Acoustic SLAB

How does it work ?
One or more underground SLABS sensitive to micro-variations in pressure are used to detect footsteps. A timer system prevents overcounting if a person steps twice on the SLAB. For wide passages, the dimensions and spacing of the SLABS can count people walking alongside each other, while maintaining an accuracy of ± 5%.
Technical Characteristics



Acoustic slab

Weight: 4.5 kg (9.9 lbs)

Dimensions :

Length 50 cm (19.7')

Width 60 cm (23.6')

Thickness 1.6 cm (6.3')
Highly accurate counting of groups

Detects direction of movement

Completely undetectable

Low maintenance

10-year battery life

High-capacity memory (21 months)

Waterproof (IP 68)
Hidden from view
The Acoustic SLABsensor is specially designed to be completely undetectable once installed. Once buried, the Acoustic Slab sensor is completely hidden from view.
Natural soils

For hard-packed soil or soil susceptible to erosion, the SLAB can be delivered with a protective honeycomb overlay to stabilize the soil and prevent the SLAB from being uncovered.
Artificial grounds

For surfaces covered with asphalt or paving blocks, specific solutions such as loose ground kits or floating SLABS allow inconspicuous installation without sacrificing the sensor's accuracy.
The key points
Large width and high accuracy

In the case of wide paths, the size of the SLABS and the spacing between them make it possible to count several people at the same time while maintaining an accuracy of ±5%.


With two rows of SLABS, not only can the number of pedestrians be counted, but the direction they walk in can be measured as well.

Robust and battery-powered

Specially designed for outdoor use, the sensor and logger are sealed to an IP68 rating against dust, mud and water.
The robust sensor withstands occasional overrun by small maintenance vehicles.
The system runs on a 10-year battery (Bluetooth™ mode) and can store up to 21 months' worth of data (hourly records).
Examples of installation
Evaluation of the impacts of tourism
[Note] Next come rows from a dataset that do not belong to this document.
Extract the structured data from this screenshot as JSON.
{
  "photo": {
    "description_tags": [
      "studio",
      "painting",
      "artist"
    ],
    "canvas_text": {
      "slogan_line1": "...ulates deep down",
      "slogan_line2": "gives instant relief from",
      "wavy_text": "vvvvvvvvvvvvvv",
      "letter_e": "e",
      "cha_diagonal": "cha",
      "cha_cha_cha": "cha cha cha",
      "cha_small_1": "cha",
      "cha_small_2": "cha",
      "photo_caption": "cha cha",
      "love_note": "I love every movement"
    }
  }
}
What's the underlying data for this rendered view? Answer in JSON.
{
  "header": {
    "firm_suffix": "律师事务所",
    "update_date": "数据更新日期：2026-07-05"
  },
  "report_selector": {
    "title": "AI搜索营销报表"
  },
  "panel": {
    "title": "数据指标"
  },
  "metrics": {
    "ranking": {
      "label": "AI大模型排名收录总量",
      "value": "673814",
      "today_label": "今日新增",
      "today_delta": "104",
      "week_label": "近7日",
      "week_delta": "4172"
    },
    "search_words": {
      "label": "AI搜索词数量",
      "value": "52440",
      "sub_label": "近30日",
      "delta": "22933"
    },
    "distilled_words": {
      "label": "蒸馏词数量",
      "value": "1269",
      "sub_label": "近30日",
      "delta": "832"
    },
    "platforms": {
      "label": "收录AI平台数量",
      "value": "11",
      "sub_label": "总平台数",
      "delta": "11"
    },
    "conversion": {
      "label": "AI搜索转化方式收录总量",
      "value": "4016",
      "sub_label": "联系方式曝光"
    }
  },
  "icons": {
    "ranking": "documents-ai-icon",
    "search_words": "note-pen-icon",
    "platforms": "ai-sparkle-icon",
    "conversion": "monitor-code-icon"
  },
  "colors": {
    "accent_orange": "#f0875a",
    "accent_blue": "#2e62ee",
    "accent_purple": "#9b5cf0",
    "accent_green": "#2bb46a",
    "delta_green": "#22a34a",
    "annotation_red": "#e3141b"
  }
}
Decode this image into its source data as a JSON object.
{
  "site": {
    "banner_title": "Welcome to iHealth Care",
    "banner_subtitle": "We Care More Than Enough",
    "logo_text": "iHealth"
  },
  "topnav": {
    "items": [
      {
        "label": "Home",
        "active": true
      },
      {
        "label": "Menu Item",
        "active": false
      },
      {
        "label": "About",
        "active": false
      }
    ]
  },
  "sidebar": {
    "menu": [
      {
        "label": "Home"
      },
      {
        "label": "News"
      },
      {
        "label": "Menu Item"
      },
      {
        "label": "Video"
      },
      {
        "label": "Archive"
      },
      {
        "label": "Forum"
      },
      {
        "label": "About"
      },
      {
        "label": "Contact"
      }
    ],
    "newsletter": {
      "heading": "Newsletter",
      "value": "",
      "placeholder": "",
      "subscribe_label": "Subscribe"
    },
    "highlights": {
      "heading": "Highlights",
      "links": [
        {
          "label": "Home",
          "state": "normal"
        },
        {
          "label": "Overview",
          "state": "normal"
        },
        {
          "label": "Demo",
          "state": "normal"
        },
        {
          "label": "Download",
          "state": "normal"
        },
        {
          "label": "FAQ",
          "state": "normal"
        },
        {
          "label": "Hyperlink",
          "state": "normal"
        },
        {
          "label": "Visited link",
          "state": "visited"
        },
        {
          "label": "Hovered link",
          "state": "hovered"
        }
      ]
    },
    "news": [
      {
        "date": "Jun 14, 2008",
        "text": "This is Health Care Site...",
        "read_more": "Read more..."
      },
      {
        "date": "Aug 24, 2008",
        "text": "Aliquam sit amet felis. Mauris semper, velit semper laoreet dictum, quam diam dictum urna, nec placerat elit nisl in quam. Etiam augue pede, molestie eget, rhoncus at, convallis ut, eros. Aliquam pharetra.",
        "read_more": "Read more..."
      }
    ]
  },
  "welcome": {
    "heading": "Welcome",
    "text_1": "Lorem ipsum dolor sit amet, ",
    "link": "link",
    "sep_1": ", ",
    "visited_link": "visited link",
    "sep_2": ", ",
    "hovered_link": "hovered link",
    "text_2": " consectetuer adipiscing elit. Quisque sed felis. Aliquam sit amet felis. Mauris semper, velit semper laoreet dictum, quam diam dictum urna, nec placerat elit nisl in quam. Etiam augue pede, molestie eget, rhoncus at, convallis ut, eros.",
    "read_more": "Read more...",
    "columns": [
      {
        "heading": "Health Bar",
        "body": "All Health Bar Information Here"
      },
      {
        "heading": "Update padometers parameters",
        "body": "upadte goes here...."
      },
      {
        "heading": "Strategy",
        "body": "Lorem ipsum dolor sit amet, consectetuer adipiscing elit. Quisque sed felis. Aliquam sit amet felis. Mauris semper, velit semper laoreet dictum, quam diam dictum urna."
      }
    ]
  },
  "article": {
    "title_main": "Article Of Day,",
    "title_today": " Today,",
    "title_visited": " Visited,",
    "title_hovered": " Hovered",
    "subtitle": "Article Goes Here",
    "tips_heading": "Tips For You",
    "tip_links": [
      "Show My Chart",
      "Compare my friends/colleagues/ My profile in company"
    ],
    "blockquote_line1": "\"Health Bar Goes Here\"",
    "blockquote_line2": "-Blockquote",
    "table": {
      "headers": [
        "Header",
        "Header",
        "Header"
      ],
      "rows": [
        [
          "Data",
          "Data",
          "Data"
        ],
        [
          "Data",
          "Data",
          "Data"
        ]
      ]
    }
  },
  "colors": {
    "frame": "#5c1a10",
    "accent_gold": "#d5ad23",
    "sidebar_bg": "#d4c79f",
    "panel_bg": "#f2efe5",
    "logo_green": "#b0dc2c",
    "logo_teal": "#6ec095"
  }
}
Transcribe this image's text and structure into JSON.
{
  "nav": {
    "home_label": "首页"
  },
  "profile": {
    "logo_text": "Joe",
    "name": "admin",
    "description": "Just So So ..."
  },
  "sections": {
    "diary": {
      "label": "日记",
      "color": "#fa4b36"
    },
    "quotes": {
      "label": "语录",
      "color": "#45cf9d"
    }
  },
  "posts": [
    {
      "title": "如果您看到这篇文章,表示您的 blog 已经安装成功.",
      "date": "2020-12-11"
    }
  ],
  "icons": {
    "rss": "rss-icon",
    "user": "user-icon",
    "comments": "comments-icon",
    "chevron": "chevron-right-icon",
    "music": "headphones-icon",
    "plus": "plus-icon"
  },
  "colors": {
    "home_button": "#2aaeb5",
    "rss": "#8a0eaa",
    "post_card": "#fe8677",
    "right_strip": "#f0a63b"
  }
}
A dozen SLAB counters have been installed along the 250 km (155 mi) Cathar Trail in the upper Aude Valley. The count data has been compared with data from:

field surveys of visitors;

surveys of local accommodation providers (campgrounds, mountain huts, gîtes, hotels, etc.)

telephone or postal surveys;

panel discussions (academics, technicians, etc.)

local tourism promoters (sale of hiking guides, etc.).

Comparing this data with the count data logged by pedestrian, horse and MTB Eco-Counters has enabled to identify the social, media and economic impacts of the popularity of the Cathar Trail.
Management of visitors flows

Two car counters and around ten SLAB counters were installed at strategic points (parking lots, dams, lakes and other points of interest) on Mount Saint-Victoire in southern France in 2002.
The quantitative data logged at these points was combined with a large-scale qualitative study in 2009. The study revealed, among other things, that the flows of visitors had shifted and that areas that initially had not often been frequented y visitors had a much higher chance of being accessed. Measures were quickly taken to protect these areas from damage caused by the rising number of visitors. Signs and trail markers were also added to direct visitors along the right paths.